▼

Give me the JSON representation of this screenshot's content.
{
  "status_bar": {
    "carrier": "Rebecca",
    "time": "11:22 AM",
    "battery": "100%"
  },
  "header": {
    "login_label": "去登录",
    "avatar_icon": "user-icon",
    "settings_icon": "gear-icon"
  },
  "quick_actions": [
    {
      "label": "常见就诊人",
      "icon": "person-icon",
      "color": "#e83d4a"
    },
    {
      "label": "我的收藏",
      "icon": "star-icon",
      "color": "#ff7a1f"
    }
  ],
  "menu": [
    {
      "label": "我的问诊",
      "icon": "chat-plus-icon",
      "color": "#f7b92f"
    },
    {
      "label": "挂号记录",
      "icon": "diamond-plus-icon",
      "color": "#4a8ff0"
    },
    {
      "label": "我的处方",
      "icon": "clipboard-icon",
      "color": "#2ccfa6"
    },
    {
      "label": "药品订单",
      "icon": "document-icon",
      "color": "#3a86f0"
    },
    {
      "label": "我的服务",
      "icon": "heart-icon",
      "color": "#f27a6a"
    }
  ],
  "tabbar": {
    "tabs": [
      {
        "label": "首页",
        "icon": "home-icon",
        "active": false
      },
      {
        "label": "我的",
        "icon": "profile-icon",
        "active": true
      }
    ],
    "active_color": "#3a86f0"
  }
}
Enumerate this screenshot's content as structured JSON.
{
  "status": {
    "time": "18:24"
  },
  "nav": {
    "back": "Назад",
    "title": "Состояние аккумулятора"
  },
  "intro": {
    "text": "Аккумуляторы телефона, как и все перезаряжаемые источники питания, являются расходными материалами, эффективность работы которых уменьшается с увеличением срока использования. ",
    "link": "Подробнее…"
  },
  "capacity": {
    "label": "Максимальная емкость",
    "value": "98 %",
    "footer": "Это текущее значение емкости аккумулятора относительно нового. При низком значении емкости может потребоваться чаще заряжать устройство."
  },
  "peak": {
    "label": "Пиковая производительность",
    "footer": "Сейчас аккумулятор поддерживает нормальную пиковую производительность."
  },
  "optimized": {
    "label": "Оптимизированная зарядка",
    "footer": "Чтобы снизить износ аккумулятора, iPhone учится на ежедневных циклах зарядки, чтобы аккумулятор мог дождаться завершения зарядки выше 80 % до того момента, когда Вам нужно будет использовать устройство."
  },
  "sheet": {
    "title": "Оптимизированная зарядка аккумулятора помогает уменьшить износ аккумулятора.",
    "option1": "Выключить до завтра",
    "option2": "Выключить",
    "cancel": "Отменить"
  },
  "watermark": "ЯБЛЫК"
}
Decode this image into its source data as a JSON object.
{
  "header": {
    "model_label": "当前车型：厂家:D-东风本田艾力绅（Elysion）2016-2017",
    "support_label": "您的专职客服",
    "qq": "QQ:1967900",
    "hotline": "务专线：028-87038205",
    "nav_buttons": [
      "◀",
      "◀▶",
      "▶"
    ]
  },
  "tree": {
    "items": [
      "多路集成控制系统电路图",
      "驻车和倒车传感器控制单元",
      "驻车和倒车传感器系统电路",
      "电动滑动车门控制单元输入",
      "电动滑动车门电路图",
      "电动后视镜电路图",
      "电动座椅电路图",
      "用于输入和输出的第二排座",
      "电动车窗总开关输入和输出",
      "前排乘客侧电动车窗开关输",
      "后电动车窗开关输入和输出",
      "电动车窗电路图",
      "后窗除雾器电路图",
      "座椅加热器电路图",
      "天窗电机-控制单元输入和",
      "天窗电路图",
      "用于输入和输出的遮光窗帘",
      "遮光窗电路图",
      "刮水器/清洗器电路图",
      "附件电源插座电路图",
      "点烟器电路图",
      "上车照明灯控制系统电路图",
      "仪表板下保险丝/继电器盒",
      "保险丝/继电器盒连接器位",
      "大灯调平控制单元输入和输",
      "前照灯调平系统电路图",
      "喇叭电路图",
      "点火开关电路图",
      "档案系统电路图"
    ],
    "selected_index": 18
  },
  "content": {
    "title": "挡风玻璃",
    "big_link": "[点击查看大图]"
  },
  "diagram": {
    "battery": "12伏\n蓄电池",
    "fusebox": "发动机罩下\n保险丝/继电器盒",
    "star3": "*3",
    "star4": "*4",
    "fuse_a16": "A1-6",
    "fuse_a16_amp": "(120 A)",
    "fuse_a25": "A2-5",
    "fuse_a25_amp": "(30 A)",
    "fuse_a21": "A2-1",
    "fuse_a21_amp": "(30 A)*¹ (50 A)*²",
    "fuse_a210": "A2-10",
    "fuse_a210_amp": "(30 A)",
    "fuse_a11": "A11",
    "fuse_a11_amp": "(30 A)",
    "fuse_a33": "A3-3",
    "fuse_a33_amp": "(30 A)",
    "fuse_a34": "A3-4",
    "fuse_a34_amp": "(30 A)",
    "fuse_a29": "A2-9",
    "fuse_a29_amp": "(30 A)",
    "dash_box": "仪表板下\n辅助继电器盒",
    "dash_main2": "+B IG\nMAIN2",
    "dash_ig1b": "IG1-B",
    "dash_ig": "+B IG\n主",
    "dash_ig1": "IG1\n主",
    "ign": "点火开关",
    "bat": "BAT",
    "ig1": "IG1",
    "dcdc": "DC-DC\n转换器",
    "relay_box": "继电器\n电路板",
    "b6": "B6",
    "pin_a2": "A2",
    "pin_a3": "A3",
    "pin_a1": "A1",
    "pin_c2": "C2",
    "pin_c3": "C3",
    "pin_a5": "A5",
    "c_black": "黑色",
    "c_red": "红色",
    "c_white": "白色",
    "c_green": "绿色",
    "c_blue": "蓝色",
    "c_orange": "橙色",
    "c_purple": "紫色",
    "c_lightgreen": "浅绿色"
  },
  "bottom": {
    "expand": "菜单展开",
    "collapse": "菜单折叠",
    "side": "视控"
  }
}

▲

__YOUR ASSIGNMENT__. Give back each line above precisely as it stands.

__RESULT OF THE TASK__.
Give me the JSON representation of this screenshot's content.
{
  "status_bar": {
    "carrier": "Rebecca",
    "time": "11:22 AM",
    "battery": "100%"
  },
  "header": {
    "login_label": "去登录",
    "avatar_icon": "user-icon",
    "settings_icon": "gear-icon"
  },
  "quick_actions": [
    {
      "label": "常见就诊人",
      "icon": "person-icon",
      "color": "#e83d4a"
    },
    {
      "label": "我的收藏",
      "icon": "star-icon",
      "color": "#ff7a1f"
    }
  ],
  "menu": [
    {
      "label": "我的问诊",
      "icon": "chat-plus-icon",
      "color": "#f7b92f"
    },
    {
      "label": "挂号记录",
      "icon": "diamond-plus-icon",
      "color": "#4a8ff0"
    },
    {
      "label": "我的处方",
      "icon": "clipboard-icon",
      "color": "#2ccfa6"
    },
    {
      "label": "药品订单",
      "icon": "document-icon",
      "color": "#3a86f0"
    },
    {
      "label": "我的服务",
      "icon": "heart-icon",
      "color": "#f27a6a"
    }
  ],
  "tabbar": {
    "tabs": [
      {
        "label": "首页",
        "icon": "home-icon",
        "active": false
      },
      {
        "label": "我的",
        "icon": "profile-icon",
        "active": true
      }
    ],
    "active_color": "#3a86f0"
  }
}
Enumerate this screenshot's content as structured JSON.
{
  "status": {
    "time": "18:24"
  },
  "nav": {
    "back": "Назад",
    "title": "Состояние аккумулятора"
  },
  "intro": {
    "text": "Аккумуляторы телефона, как и все перезаряжаемые источники питания, являются расходными материалами, эффективность работы которых уменьшается с увеличением срока использования. ",
    "link": "Подробнее…"
  },
  "capacity": {
    "label": "Максимальная емкость",
    "value": "98 %",
    "footer": "Это текущее значение емкости аккумулятора относительно нового. При низком значении емкости может потребоваться чаще заряжать устройство."
  },
  "peak": {
    "label": "Пиковая производительность",
    "footer": "Сейчас аккумулятор поддерживает нормальную пиковую производительность."
  },
  "optimized": {
    "label": "Оптимизированная зарядка",
    "footer": "Чтобы снизить износ аккумулятора, iPhone учится на ежедневных циклах зарядки, чтобы аккумулятор мог дождаться завершения зарядки выше 80 % до того момента, когда Вам нужно будет использовать устройство."
  },
  "sheet": {
    "title": "Оптимизированная зарядка аккумулятора помогает уменьшить износ аккумулятора.",
    "option1": "Выключить до завтра",
    "option2": "Выключить",
    "cancel": "Отменить"
  },
  "watermark": "ЯБЛЫК"
}
Decode this image into its source data as a JSON object.
{
  "header": {
    "model_label": "当前车型：厂家:D-东风本田艾力绅（Elysion）2016-2017",
    "support_label": "您的专职客服",
    "qq": "QQ:1967900",
    "hotline": "务专线：028-87038205",
    "nav_buttons": [
      "◀",
      "◀▶",
      "▶"
    ]
  },
  "tree": {
    "items": [
      "多路集成控制系统电路图",
      "驻车和倒车传感器控制单元",
      "驻车和倒车传感器系统电路",
      "电动滑动车门控制单元输入",
      "电动滑动车门电路图",
      "电动后视镜电路图",
      "电动座椅电路图",
      "用于输入和输出的第二排座",
      "电动车窗总开关输入和输出",
      "前排乘客侧电动车窗开关输",
      "后电动车窗开关输入和输出",
      "电动车窗电路图",
      "后窗除雾器电路图",
      "座椅加热器电路图",
      "天窗电机-控制单元输入和",
      "天窗电路图",
      "用于输入和输出的遮光窗帘",
      "遮光窗电路图",
      "刮水器/清洗器电路图",
      "附件电源插座电路图",
      "点烟器电路图",
      "上车照明灯控制系统电路图",
      "仪表板下保险丝/继电器盒",
      "保险丝/继电器盒连接器位",
      "大灯调平控制单元输入和输",
      "前照灯调平系统电路图",
      "喇叭电路图",
      "点火开关电路图",
      "档案系统电路图"
    ],
    "selected_index": 18
  },
  "content": {
    "title": "挡风玻璃",
    "big_link": "[点击查看大图]"
  },
  "diagram": {
    "battery": "12伏\n蓄电池",
    "fusebox": "发动机罩下\n保险丝/继电器盒",
    "star3": "*3",
    "star4": "*4",
    "fuse_a16": "A1-6",
    "fuse_a16_amp": "(120 A)",
    "fuse_a25": "A2-5",
    "fuse_a25_amp": "(30 A)",
    "fuse_a21": "A2-1",
    "fuse_a21_amp": "(30 A)*¹ (50 A)*²",
    "fuse_a210": "A2-10",
    "fuse_a210_amp": "(30 A)",
    "fuse_a11": "A11",
    "fuse_a11_amp": "(30 A)",
    "fuse_a33": "A3-3",
    "fuse_a33_amp": "(30 A)",
    "fuse_a34": "A3-4",
    "fuse_a34_amp": "(30 A)",
    "fuse_a29": "A2-9",
    "fuse_a29_amp": "(30 A)",
    "dash_box": "仪表板下\n辅助继电器盒",
    "dash_main2": "+B IG\nMAIN2",
    "dash_ig1b": "IG1-B",
    "dash_ig": "+B IG\n主",
    "dash_ig1": "IG1\n主",
    "ign": "点火开关",
    "bat": "BAT",
    "ig1": "IG1",
    "dcdc": "DC-DC\n转换器",
    "relay_box": "继电器\n电路板",
    "b6": "B6",
    "pin_a2": "A2",
    "pin_a3": "A3",
    "pin_a1": "A1",
    "pin_c2": "C2",
    "pin_c3": "C3",
    "pin_a5": "A5",
    "c_black": "黑色",
    "c_red": "红色",
    "c_white": "白色",
    "c_green": "绿色",
    "c_blue": "蓝色",
    "c_orange": "橙色",
    "c_purple": "紫色",
    "c_lightgreen": "浅绿色"
  },
  "bottom": {
    "expand": "菜单展开",
    "collapse": "菜单折叠",
    "side": "视控"
  }
}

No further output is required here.